7:1 This Melchizedek was king of Salem and priest of God Most High. He met Abraham returning from the defeat of the kings and blessed him, 2 and Abraham gave him a tenth of everything. First, the name Melchizedek means “king of righteousness”; then also, “king of Salem” means “king of peace.” 3 Without father or mother, without genealogy, without beginning of days or end of life, resembling the Son of God, he remains a priest forever.

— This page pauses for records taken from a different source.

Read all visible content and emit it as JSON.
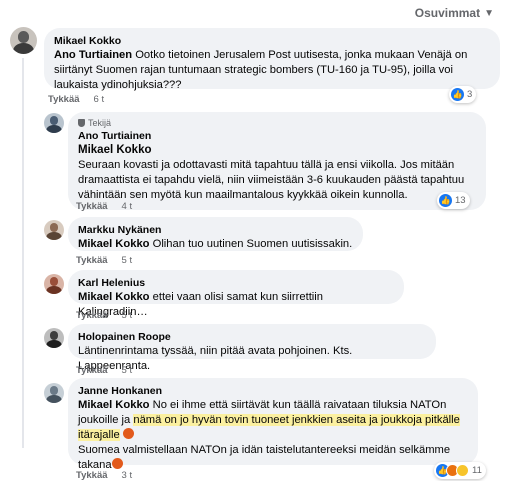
{
  "sort": {
    "label": "Osuvimmat"
  },
  "actions": {
    "like": "Tykkää",
    "reply": "Vastaa"
  },
  "comments": [
    {
      "author": "Mikael Kokko",
      "tag": "Ano Turtiainen",
      "text": " Ootko tietoinen Jerusalem Post uutisesta, jonka mukaan Venäjä on siirtänyt Suomen rajan tuntumaan strategic bombers (TU-160 ja TU-95), joilla voi laukaista ydinohjuksia???",
      "time": "6 t",
      "reactions": "3",
      "avatar_color": "#5a5a5a"
    },
    {
      "badge": "Tekijä",
      "author": "Ano Turtiainen",
      "tag": "Mikael Kokko",
      "text": "Seuraan kovasti ja odottavasti mitä tapahtuu tällä ja ensi viikolla. Jos mitään dramaattista ei tapahdu vielä, niin viimeistään 3-6 kuukauden päästä tapahtuu vähintään sen myötä kun maailmantalous kyykkää oikein kunnolla.",
      "time": "4 t",
      "reactions": "13",
      "avatar_color": "#4a5d73"
    },
    {
      "author": "Markku Nykänen",
      "tag": "Mikael Kokko",
      "text": " Olihan tuo uutinen Suomen uutisissakin.",
      "time": "5 t",
      "avatar_color": "#8c6a54"
    },
    {
      "author": "Karl Helenius",
      "tag": "Mikael Kokko",
      "text": " ettei vaan olisi samat kun siirrettiin Kalingradiin…",
      "time": "5 t",
      "avatar_color": "#9a4f3a"
    },
    {
      "author": "Holopainen Roope",
      "text": "Länt­inenrintama tyssää, niin pitää avata pohjoinen. Kts. Lappeenranta.",
      "time": "5 t",
      "avatar_color": "#3d3d3d"
    },
    {
      "author": "Janne Honkanen",
      "tag": "Mikael Kokko",
      "text_a": " No ei ihme että siirtävät kun täällä raivataan tiluksia NATOn joukoille ja ",
      "text_highlight": "nämä on jo hyvän tovin tuoneet jenkkien aseita ja joukkoja pitkälle itärajalle",
      "text_b": "Suomea valmistellaan NATOn ja idän taistelutantereeksi meidän selkämme takana",
      "time": "3 t",
      "reactions": "11",
      "avatar_color": "#6b7a88"
    }
  ]
}
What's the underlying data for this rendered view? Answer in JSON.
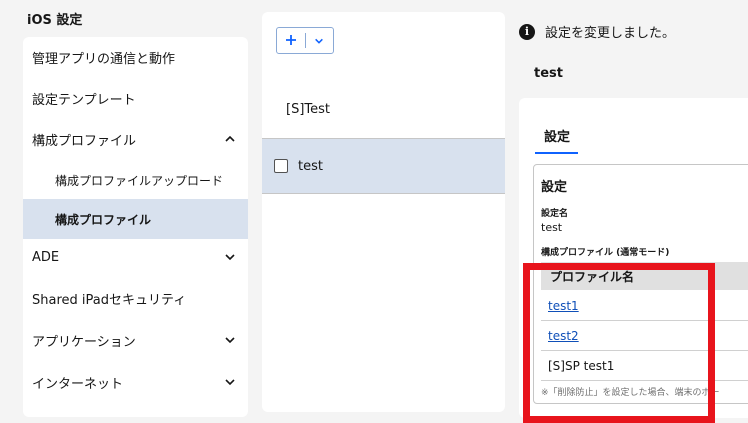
{
  "sidebar": {
    "title": "iOS 設定",
    "items": [
      {
        "label": "管理アプリの通信と動作",
        "chevron": ""
      },
      {
        "label": "設定テンプレート",
        "chevron": ""
      },
      {
        "label": "構成プロファイル",
        "chevron": "up"
      },
      {
        "label": "構成プロファイルアップロード",
        "chevron": "",
        "sub": true
      },
      {
        "label": "構成プロファイル",
        "chevron": "",
        "sub": true,
        "active": true
      },
      {
        "label": "ADE",
        "chevron": "down"
      },
      {
        "label": "Shared iPadセキュリティ",
        "chevron": ""
      },
      {
        "label": "アプリケーション",
        "chevron": "down"
      },
      {
        "label": "インターネット",
        "chevron": "down"
      }
    ]
  },
  "list": {
    "add_icon": "plus-icon",
    "dropdown_icon": "chevron-down-icon",
    "group_header": "[S]Test",
    "rows": [
      {
        "label": "test",
        "checked": false
      }
    ]
  },
  "detail": {
    "toast": "設定を変更しました。",
    "title": "test",
    "tab": "設定",
    "section_heading": "設定",
    "name_label": "設定名",
    "name_value": "test",
    "profile_label": "構成プロファイル (通常モード)",
    "profile_table": {
      "header": "プロファイル名",
      "rows": [
        {
          "name": "test1",
          "link": true
        },
        {
          "name": "test2",
          "link": true
        },
        {
          "name": "[S]SP test1",
          "link": false
        }
      ]
    },
    "note": "※「削除防止」を設定した場合、端末のポー"
  },
  "colors": {
    "accent": "#0f62fe",
    "active_bg": "#d8e1ee",
    "highlight": "#e8141c",
    "link": "#0f4fb8"
  }
}
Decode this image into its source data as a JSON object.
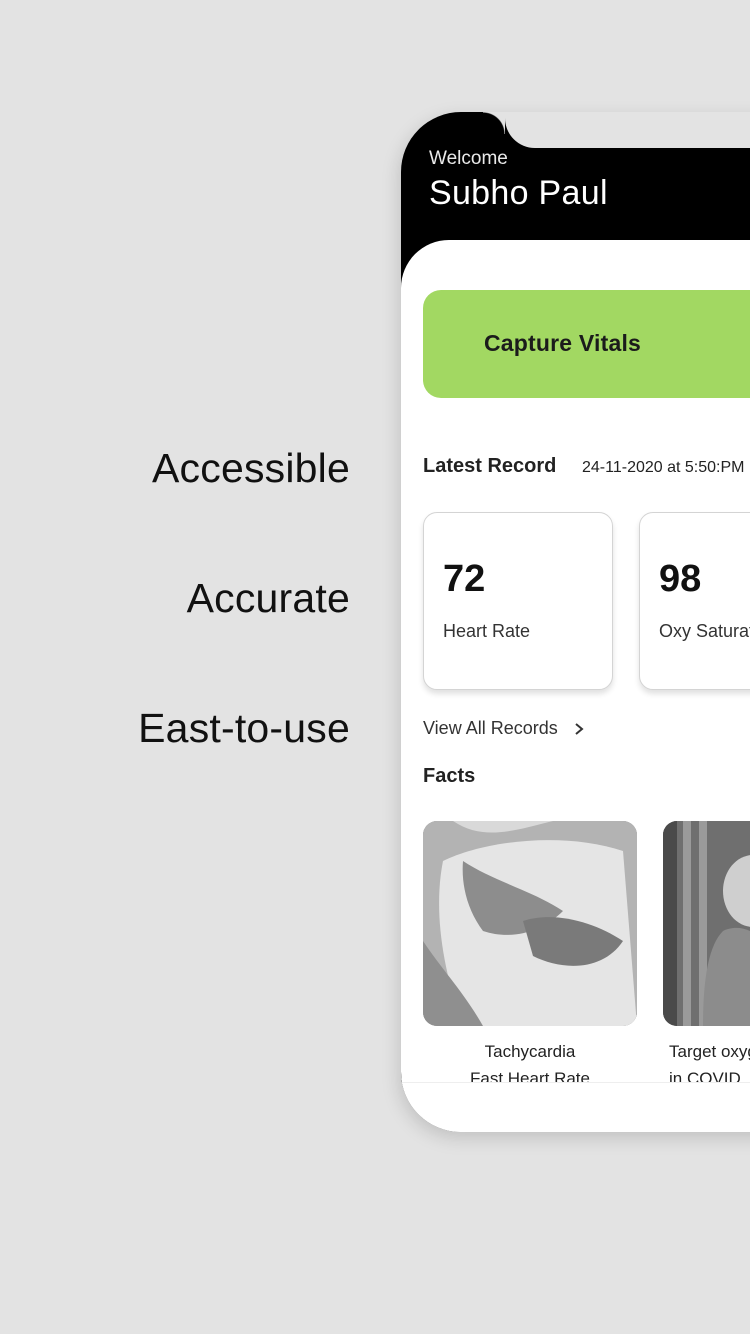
{
  "features": [
    "Accessible",
    "Accurate",
    "East-to-use"
  ],
  "header": {
    "welcome": "Welcome",
    "username": "Subho Paul"
  },
  "capture": {
    "label": "Capture Vitals",
    "icon": "heart-icon"
  },
  "latest_record": {
    "title": "Latest Record",
    "date": "24-11-2020 at 5:50:PM"
  },
  "vitals": [
    {
      "value": "72",
      "label": "Heart Rate"
    },
    {
      "value": "98",
      "label": "Oxy Saturation"
    }
  ],
  "view_all": {
    "label": "View All Records",
    "icon": "chevron-right-icon"
  },
  "facts": {
    "title": "Facts",
    "items": [
      {
        "line1": "Tachycardia",
        "line2": "Fast Heart Rate"
      },
      {
        "line1": "Target oxygen",
        "line2": "in COVID"
      }
    ]
  },
  "colors": {
    "background": "#e3e3e3",
    "header": "#000000",
    "accent_green": "#a2d862"
  }
}
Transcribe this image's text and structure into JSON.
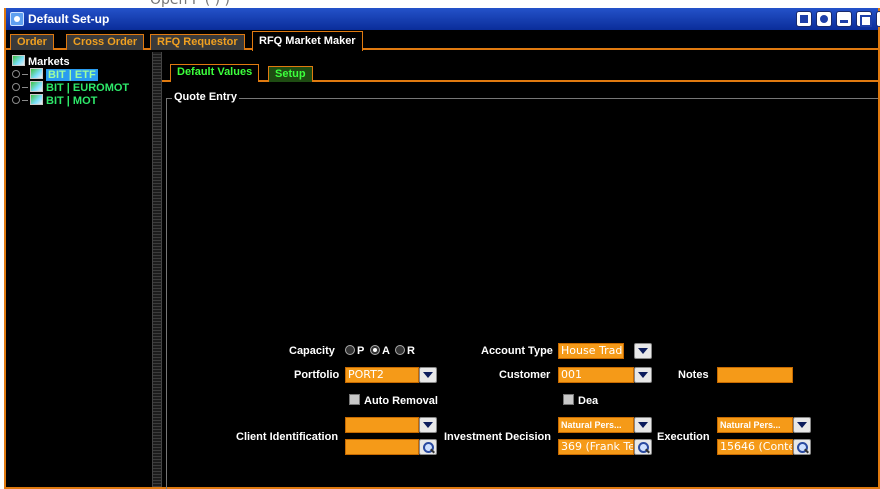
{
  "top_strip_text": "Open         P     (          )   )",
  "window": {
    "title": "Default Set-up"
  },
  "main_tabs": [
    {
      "label": "Order"
    },
    {
      "label": "Cross Order"
    },
    {
      "label": "RFQ Requestor"
    },
    {
      "label": "RFQ Market Maker"
    }
  ],
  "tree": {
    "root": "Markets",
    "items": [
      {
        "label": "BIT | ETF",
        "selected": true
      },
      {
        "label": "BIT | EUROMOT",
        "selected": false
      },
      {
        "label": "BIT | MOT",
        "selected": false
      }
    ]
  },
  "sub_tabs": [
    {
      "label": "Default Values"
    },
    {
      "label": "Setup"
    }
  ],
  "quote_entry": {
    "group_title": "Quote Entry",
    "capacity": {
      "label": "Capacity",
      "options": [
        "P",
        "A",
        "R"
      ],
      "selected": "A"
    },
    "account_type": {
      "label": "Account Type",
      "value": "House Trader"
    },
    "portfolio": {
      "label": "Portfolio",
      "value": "PORT2"
    },
    "customer": {
      "label": "Customer",
      "value": "001"
    },
    "notes": {
      "label": "Notes",
      "value": ""
    },
    "auto_removal": {
      "label": "Auto Removal",
      "checked": false
    },
    "dea": {
      "label": "Dea",
      "checked": false
    },
    "client_identification": {
      "label": "Client Identification",
      "select_value": "",
      "input_value": ""
    },
    "investment_decision": {
      "label": "Investment Decision",
      "select_value": "Natural Pers...",
      "input_value": "369 (Frank Te"
    },
    "execution": {
      "label": "Execution",
      "select_value": "Natural Pers...",
      "input_value": "15646 (Conte"
    }
  },
  "colors": {
    "accent": "#e07a10",
    "field_bg": "#f59a18",
    "tree_green": "#2ee86a",
    "titlebar_blue": "#0a2d9a",
    "background": "#000000"
  }
}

4 Just think how great he was: Even the patriarch Abraham gave him a tenth of the plunder! 5 Now the law requires the descendants of Levi who become priests to collect a tenth from the people—that is, from their fellow Israelites—even though they also are descended from Abraham. 6 This man, however, did not trace his descent from Levi, yet he collected a tenth from Abraham and blessed him who had the promises. 7 And without doubt the lesser is blessed by the greater. 8 In the one case, the tenth is collected by people who die; but in the other case, by him who is declared to be living. 9 One might even say that Levi, who collects the tenth, paid the tenth through Abraham, 10 because when Melchizedek met Abraham, Levi was still in the body of his ancestor.

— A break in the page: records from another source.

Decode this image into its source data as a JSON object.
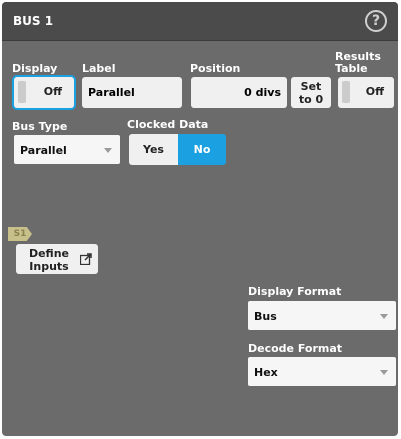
{
  "title": "BUS 1",
  "help_icon": "question-circle-icon",
  "display": {
    "label": "Display",
    "value": "Off"
  },
  "label_field": {
    "label": "Label",
    "value": "Parallel"
  },
  "position": {
    "label": "Position",
    "value": "0 divs",
    "set_button_line1": "Set",
    "set_button_line2": "to 0"
  },
  "results_table": {
    "label_line1": "Results",
    "label_line2": "Table",
    "value": "Off"
  },
  "bus_type": {
    "label": "Bus Type",
    "value": "Parallel"
  },
  "clocked_data": {
    "label": "Clocked Data",
    "options": [
      "Yes",
      "No"
    ],
    "selected": "No"
  },
  "s1_marker": "S1",
  "define_inputs": {
    "line1": "Define",
    "line2": "Inputs",
    "icon": "external-link-icon"
  },
  "display_format": {
    "label": "Display Format",
    "value": "Bus"
  },
  "decode_format": {
    "label": "Decode Format",
    "value": "Hex"
  },
  "colors": {
    "accent": "#1ba1e2",
    "panel": "#6b6b6b",
    "titlebar": "#4b4b4b"
  }
}
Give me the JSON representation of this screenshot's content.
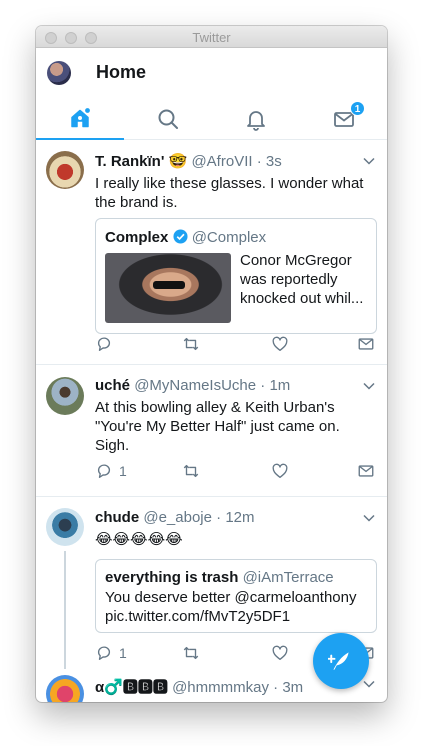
{
  "window": {
    "title": "Twitter"
  },
  "header": {
    "title": "Home"
  },
  "tabs": {
    "dm_badge": "1"
  },
  "tweets": [
    {
      "name": "T. Rankïn'",
      "emoji": "🤓",
      "handle": "@AfroVII",
      "time": "3s",
      "text": "I really like these glasses. I wonder what the brand is.",
      "quote": {
        "name": "Complex",
        "handle": "@Complex",
        "text": "Conor McGregor was reportedly knocked out whil..."
      }
    },
    {
      "name": "uché",
      "handle": "@MyNameIsUche",
      "time": "1m",
      "text": "At this bowling alley & Keith Urban's \"You're My Better Half\" just came on. Sigh.",
      "reply_count": "1"
    },
    {
      "name": "chude",
      "handle": "@e_aboje",
      "time": "12m",
      "text": "😂😂😂😂😂",
      "reply_count": "1",
      "quote": {
        "name": "everything is trash",
        "handle": "@iAmTerrace",
        "text": "You deserve better @carmeloanthony pic.twitter.com/fMvT2y5DF1"
      }
    },
    {
      "name": "α♂️🅱🅱🅱",
      "handle": "@hmmmmkay",
      "time": "3m"
    }
  ],
  "separator": "·",
  "colors": {
    "accent": "#1da1f2",
    "muted": "#657786",
    "border": "#e6ecf0"
  }
}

Commentary

Verses 1-3: Melchizedec met Abraham when returning from the rescue of Lot. His name, "King of Righteousness," doubtless suitable to his character, marked him as a type of the Messiah and his kingdom. The name of his city signified "Peace;" and as king of peace he typified Christ, the Prince of Peace, the great Reconciler of God and man. Nothing is recorded as to the beginning or end of his life; thus he typically resembled the Son of God, whose existence is from everlasting to everlasting, who had no one that was before him, and will have no one come after him, in his priesthood. Every part of Scripture honors the great King of Righteousness and Peace, our glorious High Priest and Savior; and the more we examine it, the more we shall be convinced, that the testimony of Jesus is the spirit of prophecy.

Verses 4-10: That High Priest who should afterward appear, of whom Melchizedec was a type, must be much superior to the Levitical priests. Observe Abraham's great dignity and happiness; that he had the promises. That man is rich and happy indeed, who has the promises, both of the life that now is, and of that which is to come. This honor have all those who receive the Lord Jesus. Let us go forth in our spiritual conflicts, trusting in his word and strength, ascribing our victories to his grace, and desiring to be met and blessed by him in all our ways.



Optional parts of the readings are set off in [square brackets].

Today’s Lectionary Readings are selected from the Revised Common Lectionary Daily Readings, a three-year cyclical lectionary. We are currently in Year B. Beginning with the first Sunday of Advent in 2021, we will be in Year C. The year which ended at Advent 2020 was Year A. These readings complement the Sunday and festival readings: Thursday through Saturday readings help prepare the reader for the Sunday ahead; Monday through Wednesday readings help the reader reflect and digest what they heard in worship. Revised Common Lectionary Daily Readings, copyright © 2005 Consultation on Common Texts. www.commontexts.org. The Bible texts of the Old Testament, Epistle, and Gospel lessons are from The Holy Bible, New International Version®, NIV® Copyright ©1973, 1978, 1984, 2011 by Biblica, Inc.® Used by permission. All rights reserved worldwide. Commentaries from Matthew Henry's Concise Commentary on the Bible.

No comments:

Post a Comment